-- Material for the task follows --

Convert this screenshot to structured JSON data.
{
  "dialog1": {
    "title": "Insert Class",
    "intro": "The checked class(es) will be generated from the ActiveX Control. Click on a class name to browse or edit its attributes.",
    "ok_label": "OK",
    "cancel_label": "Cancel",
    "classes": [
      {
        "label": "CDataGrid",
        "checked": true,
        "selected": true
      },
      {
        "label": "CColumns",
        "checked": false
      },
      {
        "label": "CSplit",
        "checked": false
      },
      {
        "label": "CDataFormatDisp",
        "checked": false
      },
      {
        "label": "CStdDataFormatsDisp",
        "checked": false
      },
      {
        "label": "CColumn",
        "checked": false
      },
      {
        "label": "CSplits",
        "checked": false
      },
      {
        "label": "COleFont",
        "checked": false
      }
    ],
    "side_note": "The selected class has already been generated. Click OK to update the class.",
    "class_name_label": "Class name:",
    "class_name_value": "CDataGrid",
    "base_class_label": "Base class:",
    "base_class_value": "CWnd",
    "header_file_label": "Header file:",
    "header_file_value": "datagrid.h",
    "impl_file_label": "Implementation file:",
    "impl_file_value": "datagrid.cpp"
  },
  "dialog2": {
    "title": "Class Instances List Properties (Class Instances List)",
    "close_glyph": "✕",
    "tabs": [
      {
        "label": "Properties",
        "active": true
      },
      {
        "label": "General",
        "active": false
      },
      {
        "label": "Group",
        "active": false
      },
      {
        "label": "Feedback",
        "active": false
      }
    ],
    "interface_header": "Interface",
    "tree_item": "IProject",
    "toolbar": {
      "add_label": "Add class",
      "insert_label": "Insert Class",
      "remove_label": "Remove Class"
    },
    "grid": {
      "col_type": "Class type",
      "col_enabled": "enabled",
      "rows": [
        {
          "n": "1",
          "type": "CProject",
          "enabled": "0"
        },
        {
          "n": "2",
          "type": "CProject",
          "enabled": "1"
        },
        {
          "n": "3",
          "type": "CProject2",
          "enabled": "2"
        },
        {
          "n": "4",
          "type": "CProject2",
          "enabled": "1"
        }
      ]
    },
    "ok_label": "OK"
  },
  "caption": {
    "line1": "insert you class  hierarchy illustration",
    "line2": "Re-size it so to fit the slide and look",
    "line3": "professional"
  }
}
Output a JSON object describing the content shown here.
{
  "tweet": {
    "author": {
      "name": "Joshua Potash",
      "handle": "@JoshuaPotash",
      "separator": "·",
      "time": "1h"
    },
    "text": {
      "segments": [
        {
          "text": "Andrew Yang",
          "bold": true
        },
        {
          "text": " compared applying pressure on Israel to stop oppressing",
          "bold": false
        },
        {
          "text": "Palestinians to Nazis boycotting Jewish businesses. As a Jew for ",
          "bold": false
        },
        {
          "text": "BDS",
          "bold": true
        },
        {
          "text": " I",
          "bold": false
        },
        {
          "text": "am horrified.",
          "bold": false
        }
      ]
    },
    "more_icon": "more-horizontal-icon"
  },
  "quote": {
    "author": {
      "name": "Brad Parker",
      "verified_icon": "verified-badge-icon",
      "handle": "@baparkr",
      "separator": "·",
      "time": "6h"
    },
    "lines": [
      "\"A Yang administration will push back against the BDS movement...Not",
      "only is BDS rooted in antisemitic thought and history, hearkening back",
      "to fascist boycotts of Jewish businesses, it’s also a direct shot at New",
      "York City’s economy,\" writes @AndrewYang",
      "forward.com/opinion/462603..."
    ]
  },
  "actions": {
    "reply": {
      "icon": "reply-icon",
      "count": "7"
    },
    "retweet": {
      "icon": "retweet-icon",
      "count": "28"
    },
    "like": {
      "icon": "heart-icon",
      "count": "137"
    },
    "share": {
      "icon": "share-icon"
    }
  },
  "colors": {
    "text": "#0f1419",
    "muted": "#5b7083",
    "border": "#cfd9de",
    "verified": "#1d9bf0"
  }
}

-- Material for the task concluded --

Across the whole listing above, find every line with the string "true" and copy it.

> _Answer to this problem_:
        "checked": true,
        "selected": true
        "active": true
          "bold": true
          "bold": true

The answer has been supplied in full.